[Data about app and page elements]
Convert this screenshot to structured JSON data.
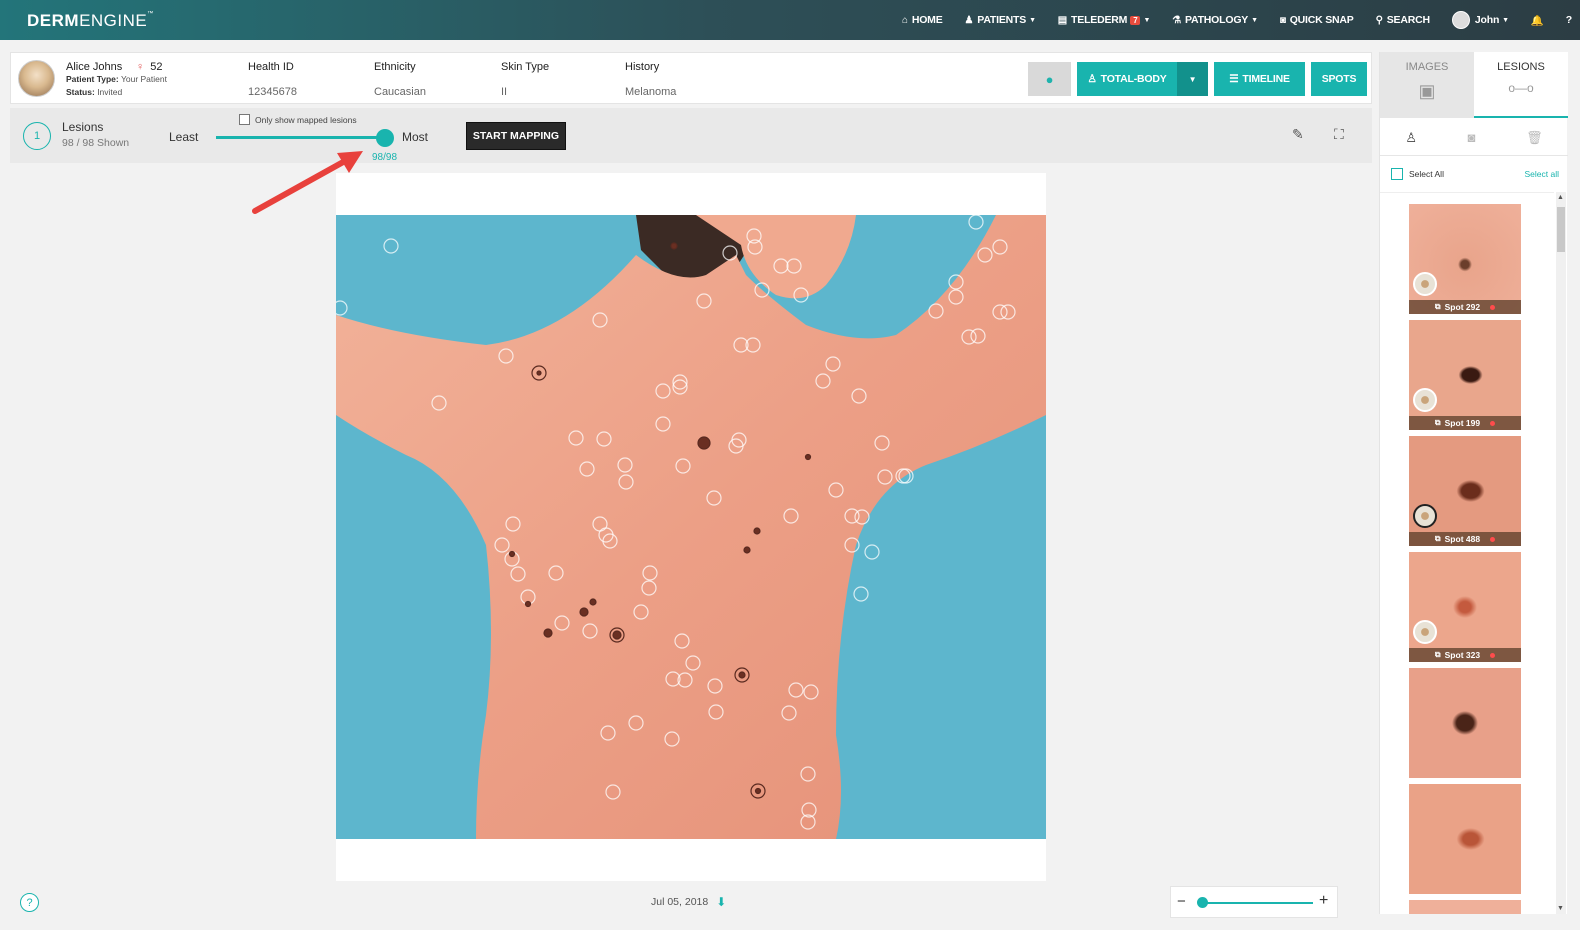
{
  "brand": {
    "bold": "DERM",
    "light": "ENGINE",
    "tm": "™"
  },
  "nav": {
    "home": "HOME",
    "patients": "PATIENTS",
    "telederm": "TELEDERM",
    "telederm_badge": "7",
    "pathology": "PATHOLOGY",
    "quick_snap": "QUICK SNAP",
    "search": "SEARCH",
    "user": "John"
  },
  "patient": {
    "name": "Alice Johns",
    "age": "52",
    "type_label": "Patient Type:",
    "type_value": "Your Patient",
    "status_label": "Status:",
    "status_value": "Invited",
    "health_id_label": "Health ID",
    "health_id": "12345678",
    "ethnicity_label": "Ethnicity",
    "ethnicity": "Caucasian",
    "skin_type_label": "Skin Type",
    "skin_type": "II",
    "history_label": "History",
    "history": "Melanoma"
  },
  "actions": {
    "total_body": "TOTAL-BODY",
    "timeline": "TIMELINE",
    "spots": "SPOTS"
  },
  "lesions_bar": {
    "count_icon": "1",
    "title": "Lesions",
    "shown": "98 / 98 Shown",
    "least": "Least",
    "most": "Most",
    "slider_value": "98/98",
    "only_mapped": "Only show mapped lesions",
    "start_mapping": "START MAPPING"
  },
  "image": {
    "date": "Jul 05, 2018"
  },
  "right_panel": {
    "tab_images": "IMAGES",
    "tab_lesions": "LESIONS",
    "select_all_left": "Select All",
    "select_all_right": "Select all",
    "thumbnails": [
      {
        "label": "Spot 292"
      },
      {
        "label": "Spot 199"
      },
      {
        "label": "Spot 488"
      },
      {
        "label": "Spot 323"
      },
      {
        "label": ""
      },
      {
        "label": ""
      }
    ]
  },
  "colors": {
    "accent": "#19b4ae",
    "nav_start": "#23757a",
    "nav_end": "#2c3d44",
    "arrow": "#e8413c"
  }
}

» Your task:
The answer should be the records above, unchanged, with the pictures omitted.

» Solution to the exercise:
Convert this screenshot to structured JSON data.
{
  "brand": {
    "bold": "DERM",
    "light": "ENGINE",
    "tm": "™"
  },
  "nav": {
    "home": "HOME",
    "patients": "PATIENTS",
    "telederm": "TELEDERM",
    "telederm_badge": "7",
    "pathology": "PATHOLOGY",
    "quick_snap": "QUICK SNAP",
    "search": "SEARCH",
    "user": "John"
  },
  "patient": {
    "name": "Alice Johns",
    "age": "52",
    "type_label": "Patient Type:",
    "type_value": "Your Patient",
    "status_label": "Status:",
    "status_value": "Invited",
    "health_id_label": "Health ID",
    "health_id": "12345678",
    "ethnicity_label": "Ethnicity",
    "ethnicity": "Caucasian",
    "skin_type_label": "Skin Type",
    "skin_type": "II",
    "history_label": "History",
    "history": "Melanoma"
  },
  "actions": {
    "total_body": "TOTAL-BODY",
    "timeline": "TIMELINE",
    "spots": "SPOTS"
  },
  "lesions_bar": {
    "count_icon": "1",
    "title": "Lesions",
    "shown": "98 / 98 Shown",
    "least": "Least",
    "most": "Most",
    "slider_value": "98/98",
    "only_mapped": "Only show mapped lesions",
    "start_mapping": "START MAPPING"
  },
  "image": {
    "date": "Jul 05, 2018"
  },
  "right_panel": {
    "tab_images": "IMAGES",
    "tab_lesions": "LESIONS",
    "select_all_left": "Select All",
    "select_all_right": "Select all",
    "thumbnails": [
      {
        "label": "Spot 292"
      },
      {
        "label": "Spot 199"
      },
      {
        "label": "Spot 488"
      },
      {
        "label": "Spot 323"
      },
      {
        "label": ""
      },
      {
        "label": ""
      }
    ]
  },
  "colors": {
    "accent": "#19b4ae",
    "nav_start": "#23757a",
    "nav_end": "#2c3d44",
    "arrow": "#e8413c"
  }
}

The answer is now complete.